EXERCISE REQUIREMENTS →
Nothing in the entries may be dropped: restate them word for word.

....

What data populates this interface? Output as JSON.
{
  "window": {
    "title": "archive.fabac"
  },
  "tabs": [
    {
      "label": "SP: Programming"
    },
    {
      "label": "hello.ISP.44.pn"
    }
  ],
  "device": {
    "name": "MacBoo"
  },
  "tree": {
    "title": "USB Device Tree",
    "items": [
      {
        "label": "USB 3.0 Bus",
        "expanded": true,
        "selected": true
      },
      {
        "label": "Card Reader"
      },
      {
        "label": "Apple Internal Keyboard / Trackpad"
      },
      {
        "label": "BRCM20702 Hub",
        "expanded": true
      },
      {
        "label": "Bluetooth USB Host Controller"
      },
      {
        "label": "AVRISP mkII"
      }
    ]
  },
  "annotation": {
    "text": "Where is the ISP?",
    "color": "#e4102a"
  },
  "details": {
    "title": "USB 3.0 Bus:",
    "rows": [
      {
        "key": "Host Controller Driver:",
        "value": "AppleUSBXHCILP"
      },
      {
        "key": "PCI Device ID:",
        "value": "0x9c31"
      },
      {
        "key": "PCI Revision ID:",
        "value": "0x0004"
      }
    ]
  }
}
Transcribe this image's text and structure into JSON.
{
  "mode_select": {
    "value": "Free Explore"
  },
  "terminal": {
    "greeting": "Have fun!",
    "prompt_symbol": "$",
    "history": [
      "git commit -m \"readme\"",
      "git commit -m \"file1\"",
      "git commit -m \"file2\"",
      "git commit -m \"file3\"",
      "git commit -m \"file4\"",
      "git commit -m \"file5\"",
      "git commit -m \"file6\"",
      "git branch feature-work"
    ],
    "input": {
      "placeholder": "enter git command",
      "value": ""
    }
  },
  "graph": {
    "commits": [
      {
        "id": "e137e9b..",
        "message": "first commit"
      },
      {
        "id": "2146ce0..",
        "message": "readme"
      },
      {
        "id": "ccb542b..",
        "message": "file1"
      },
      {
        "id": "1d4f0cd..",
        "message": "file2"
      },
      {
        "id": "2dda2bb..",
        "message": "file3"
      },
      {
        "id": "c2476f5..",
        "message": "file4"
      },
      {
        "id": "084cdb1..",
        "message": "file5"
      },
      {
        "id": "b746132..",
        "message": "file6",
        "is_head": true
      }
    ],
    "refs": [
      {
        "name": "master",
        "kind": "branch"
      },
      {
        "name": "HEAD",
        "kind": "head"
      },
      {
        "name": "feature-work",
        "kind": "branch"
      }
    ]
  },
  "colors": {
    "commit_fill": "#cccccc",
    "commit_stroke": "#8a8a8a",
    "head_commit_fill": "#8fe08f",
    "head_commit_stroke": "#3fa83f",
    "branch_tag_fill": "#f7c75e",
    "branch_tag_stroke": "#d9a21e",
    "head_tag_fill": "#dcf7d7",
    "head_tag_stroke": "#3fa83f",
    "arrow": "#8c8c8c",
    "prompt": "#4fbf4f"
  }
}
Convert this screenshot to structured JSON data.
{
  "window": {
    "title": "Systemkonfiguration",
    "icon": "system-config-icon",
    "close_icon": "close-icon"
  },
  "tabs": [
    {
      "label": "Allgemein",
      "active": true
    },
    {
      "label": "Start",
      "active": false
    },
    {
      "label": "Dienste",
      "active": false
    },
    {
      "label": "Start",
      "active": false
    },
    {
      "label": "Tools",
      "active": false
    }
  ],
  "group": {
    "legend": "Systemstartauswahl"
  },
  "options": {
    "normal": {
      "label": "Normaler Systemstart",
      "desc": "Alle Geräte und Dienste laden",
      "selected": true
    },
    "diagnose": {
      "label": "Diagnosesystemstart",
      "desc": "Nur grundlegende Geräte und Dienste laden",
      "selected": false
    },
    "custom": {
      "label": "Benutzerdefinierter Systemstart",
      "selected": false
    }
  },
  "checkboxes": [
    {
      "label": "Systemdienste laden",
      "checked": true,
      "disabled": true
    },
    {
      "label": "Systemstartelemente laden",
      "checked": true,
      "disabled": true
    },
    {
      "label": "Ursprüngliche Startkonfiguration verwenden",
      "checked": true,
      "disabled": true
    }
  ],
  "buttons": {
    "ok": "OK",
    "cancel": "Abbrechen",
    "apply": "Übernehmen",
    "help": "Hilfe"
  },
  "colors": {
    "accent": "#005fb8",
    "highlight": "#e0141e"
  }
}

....

ANSWER TO THIS PROBLEM →
What data populates this interface? Output as JSON.
{
  "window": {
    "title": "archive.fabac"
  },
  "tabs": [
    {
      "label": "SP: Programming"
    },
    {
      "label": "hello.ISP.44.pn"
    }
  ],
  "device": {
    "name": "MacBoo"
  },
  "tree": {
    "title": "USB Device Tree",
    "items": [
      {
        "label": "USB 3.0 Bus",
        "expanded": true,
        "selected": true
      },
      {
        "label": "Card Reader"
      },
      {
        "label": "Apple Internal Keyboard / Trackpad"
      },
      {
        "label": "BRCM20702 Hub",
        "expanded": true
      },
      {
        "label": "Bluetooth USB Host Controller"
      },
      {
        "label": "AVRISP mkII"
      }
    ]
  },
  "annotation": {
    "text": "Where is the ISP?",
    "color": "#e4102a"
  },
  "details": {
    "title": "USB 3.0 Bus:",
    "rows": [
      {
        "key": "Host Controller Driver:",
        "value": "AppleUSBXHCILP"
      },
      {
        "key": "PCI Device ID:",
        "value": "0x9c31"
      },
      {
        "key": "PCI Revision ID:",
        "value": "0x0004"
      }
    ]
  }
}
Transcribe this image's text and structure into JSON.
{
  "mode_select": {
    "value": "Free Explore"
  },
  "terminal": {
    "greeting": "Have fun!",
    "prompt_symbol": "$",
    "history": [
      "git commit -m \"readme\"",
      "git commit -m \"file1\"",
      "git commit -m \"file2\"",
      "git commit -m \"file3\"",
      "git commit -m \"file4\"",
      "git commit -m \"file5\"",
      "git commit -m \"file6\"",
      "git branch feature-work"
    ],
    "input": {
      "placeholder": "enter git command",
      "value": ""
    }
  },
  "graph": {
    "commits": [
      {
        "id": "e137e9b..",
        "message": "first commit"
      },
      {
        "id": "2146ce0..",
        "message": "readme"
      },
      {
        "id": "ccb542b..",
        "message": "file1"
      },
      {
        "id": "1d4f0cd..",
        "message": "file2"
      },
      {
        "id": "2dda2bb..",
        "message": "file3"
      },
      {
        "id": "c2476f5..",
        "message": "file4"
      },
      {
        "id": "084cdb1..",
        "message": "file5"
      },
      {
        "id": "b746132..",
        "message": "file6",
        "is_head": true
      }
    ],
    "refs": [
      {
        "name": "master",
        "kind": "branch"
      },
      {
        "name": "HEAD",
        "kind": "head"
      },
      {
        "name": "feature-work",
        "kind": "branch"
      }
    ]
  },
  "colors": {
    "commit_fill": "#cccccc",
    "commit_stroke": "#8a8a8a",
    "head_commit_fill": "#8fe08f",
    "head_commit_stroke": "#3fa83f",
    "branch_tag_fill": "#f7c75e",
    "branch_tag_stroke": "#d9a21e",
    "head_tag_fill": "#dcf7d7",
    "head_tag_stroke": "#3fa83f",
    "arrow": "#8c8c8c",
    "prompt": "#4fbf4f"
  }
}
Convert this screenshot to structured JSON data.
{
  "window": {
    "title": "Systemkonfiguration",
    "icon": "system-config-icon",
    "close_icon": "close-icon"
  },
  "tabs": [
    {
      "label": "Allgemein",
      "active": true
    },
    {
      "label": "Start",
      "active": false
    },
    {
      "label": "Dienste",
      "active": false
    },
    {
      "label": "Start",
      "active": false
    },
    {
      "label": "Tools",
      "active": false
    }
  ],
  "group": {
    "legend": "Systemstartauswahl"
  },
  "options": {
    "normal": {
      "label": "Normaler Systemstart",
      "desc": "Alle Geräte und Dienste laden",
      "selected": true
    },
    "diagnose": {
      "label": "Diagnosesystemstart",
      "desc": "Nur grundlegende Geräte und Dienste laden",
      "selected": false
    },
    "custom": {
      "label": "Benutzerdefinierter Systemstart",
      "selected": false
    }
  },
  "checkboxes": [
    {
      "label": "Systemdienste laden",
      "checked": true,
      "disabled": true
    },
    {
      "label": "Systemstartelemente laden",
      "checked": true,
      "disabled": true
    },
    {
      "label": "Ursprüngliche Startkonfiguration verwenden",
      "checked": true,
      "disabled": true
    }
  ],
  "buttons": {
    "ok": "OK",
    "cancel": "Abbrechen",
    "apply": "Übernehmen",
    "help": "Hilfe"
  },
  "colors": {
    "accent": "#005fb8",
    "highlight": "#e0141e"
  }
}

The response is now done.